* **TASK STATEMENT**: The reply should hold every record, copied exactly, and none of the pictures.

(Recorded data)
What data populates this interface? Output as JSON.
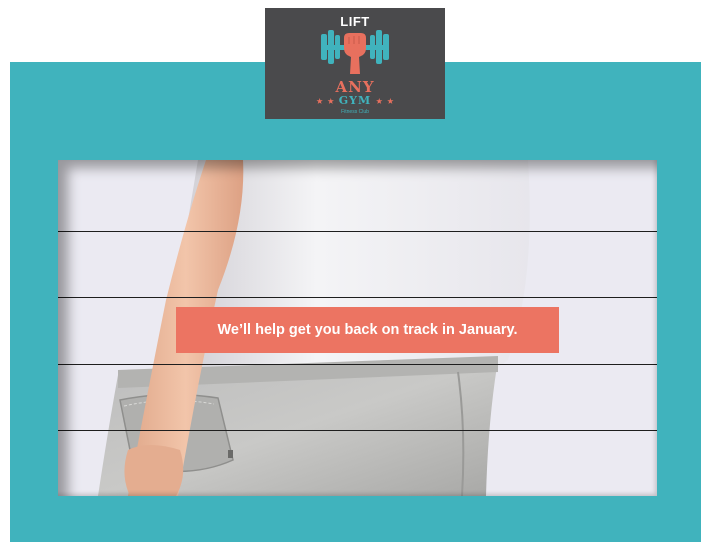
{
  "logo": {
    "top_text": "LIFT",
    "brand_text": "ANY",
    "brand_sub": "GYM",
    "tagline": "Fitness Club",
    "star_glyph": "★",
    "icon": "fist-dumbbell-icon"
  },
  "banner": {
    "text": "We’ll help get you back on track in January."
  },
  "colors": {
    "teal": "#40b3bd",
    "coral": "#ec7462",
    "logo_bg": "#4a4a4c"
  }
}
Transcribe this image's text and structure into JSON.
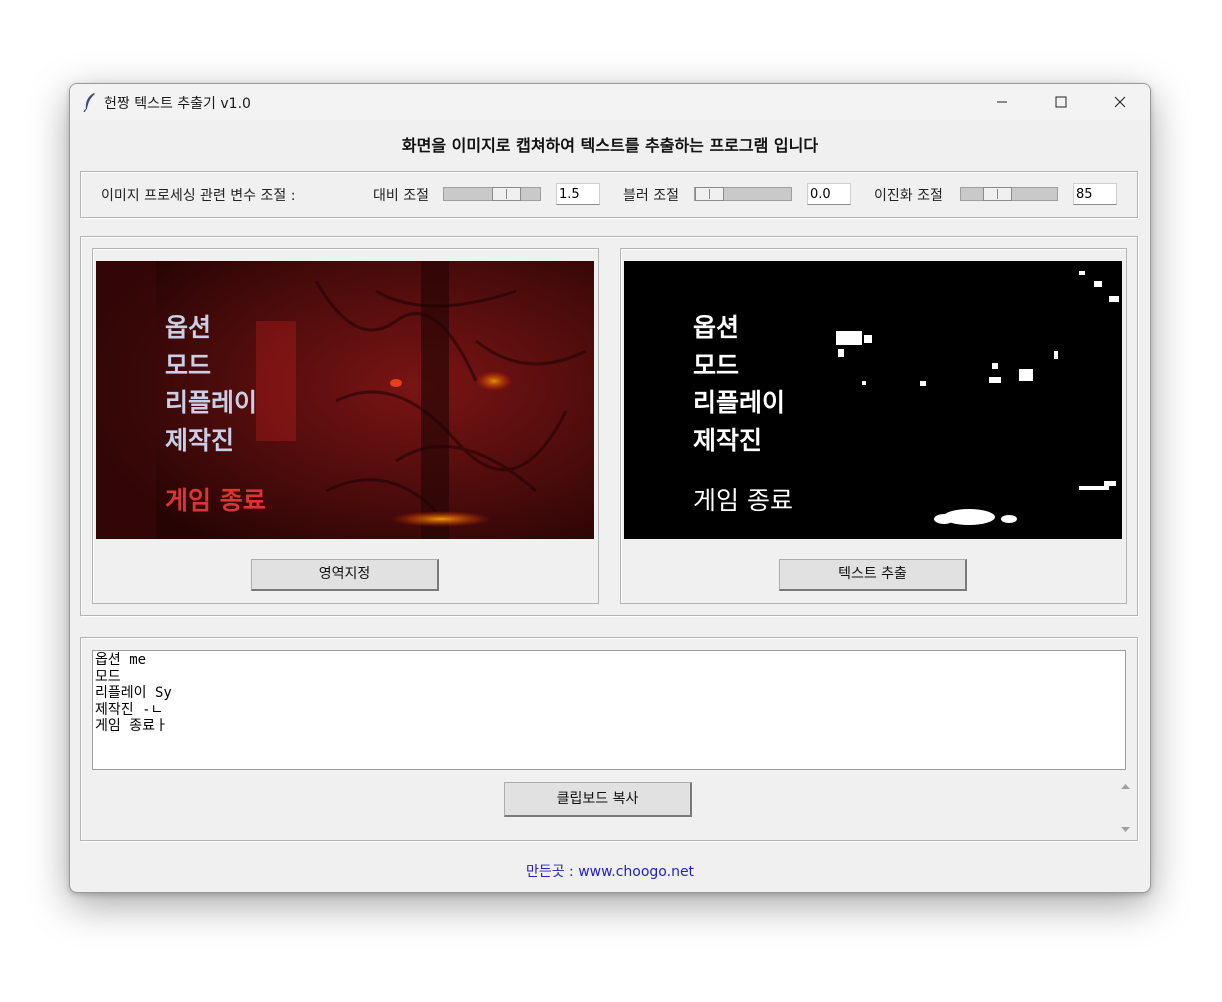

* **SOLUTION TO THIS PROBLEM**:
What data populates this interface? Output as JSON.
{
  "logo": {
    "top_text": "LIFT",
    "brand_text": "ANY",
    "brand_sub": "GYM",
    "tagline": "Fitness Club",
    "star_glyph": "★",
    "icon": "fist-dumbbell-icon"
  },
  "banner": {
    "text": "We’ll help get you back on track in January."
  },
  "colors": {
    "teal": "#40b3bd",
    "coral": "#ec7462",
    "logo_bg": "#4a4a4c"
  }
}
Transcribe this image's text and structure into JSON.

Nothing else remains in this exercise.